2. My cousin sent me a letter from the Philippines, where he is with his company he told me that on his way to the islands they encountered a heavy storm, which carried them nearly to Japan the ship was wrecked, and they lost all their food, clothing, and personal property.
3. Years afterwards, the knowledge gained stood me in good stead in clearing up another mystery it was in a lumber camp - always a superstitious place - in the heart of a Canada forest I had followed a wandering herd of caribou too far one day, and late in the afternoon found myself alone at a river, some twenty miles from my camp, on the edge of the barren grounds somewhere above me I knew that a crew of lumbermen were at work; so I headed up river to find their camp, if possible, and avoid sleeping out in the snow and bitter cold it was long after dark, and the moon was flooding forest and river with a wonderful light, when I at last caught sight of the camp the click of my snowshoes brought a dozen big men to the door at that moment I felt, rather than saw, that they seemed troubled and alarmed at seeing me alone; but I was too tired to notice, and no words save those of welcome were spoken until I had eaten heartily then, as I started out for another look at the wild beauty of the place under the moonlight, a lumberman followed and touched me on the shoulder.
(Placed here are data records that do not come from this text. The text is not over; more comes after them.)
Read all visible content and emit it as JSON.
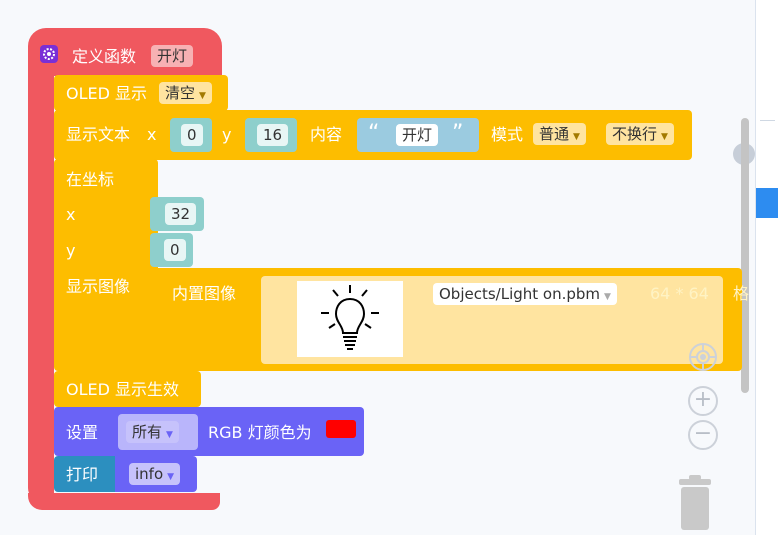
{
  "function_block": {
    "title": "定义函数",
    "name": "开灯"
  },
  "oled_clear": {
    "label": "OLED 显示",
    "mode": "清空"
  },
  "show_text": {
    "label": "显示文本",
    "x_label": "x",
    "x_value": "0",
    "y_label": "y",
    "y_value": "16",
    "content_label": "内容",
    "open_quote": "“",
    "text_value": "开灯",
    "close_quote": "”",
    "mode_label": "模式",
    "mode_value": "普通",
    "wrap_value": "不换行"
  },
  "show_image": {
    "at_label": "在坐标",
    "x_label": "x",
    "x_value": "32",
    "y_label": "y",
    "y_value": "0",
    "image_label": "显示图像",
    "builtin_label": "内置图像",
    "file_value": "Objects/Light on.pbm",
    "size_text": "64 * 64",
    "cut_text": "格"
  },
  "oled_apply": {
    "label": "OLED 显示生效"
  },
  "rgb_set": {
    "label_set": "设置",
    "target": "所有",
    "label_color": "RGB 灯颜色为",
    "color": "#ff0000"
  },
  "print_block": {
    "label": "打印",
    "value": "info"
  },
  "workspace_controls": {
    "zoom_in": "+",
    "zoom_out": "−",
    "collapse": "›"
  }
}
97. Write about something that you saw happen. Do your writing as rapidly as you please. Before copying your work, revise it to see that (a) every sentence has a subject and a predi
cate, and that (b) every sentence begins with a capital, and if declarative, ends with a period.
NOTE. Since some young writers run on breathlessly from one sentence to another without thought of periods, every pupil should be sure that he does not crowd too much into one sentence. It is well at first to have one's sentences short rather than long.
34. The Interrogation Point. The interrogation point needs careful consideration, for there is a general tendency in certain kinds of questions to substitute the period. For instance, a request is often put in the form of a question to make it seem unlike a demand, but the sentence requires the interrogation point, not the period. For example :
May I be excused during the second period to make up some work in history with Mr. Eddy?
Will you kindly notify the committee at once if you cannot be present, since definite arrangements should be made with the caterer?
IV. An interrogation point should follow every direct question, but is not required after an indirect question.
Did you recognize me?
You could not see?
"Did you see that robin?" asked Mary.
He asked who was ready to go.
Will you please hand me that book?
98. Write a note to your teacher, asking a favor in a declarative sentence. Write another note, asking the same favor in an interrogative sentence; then rewrite your interrogative sentence, turning it into an indirect question.
35. The Exclamation Point.
Much of the value of the exclamation point lies in its infrequent use, and young writers should be careful not to overwork it.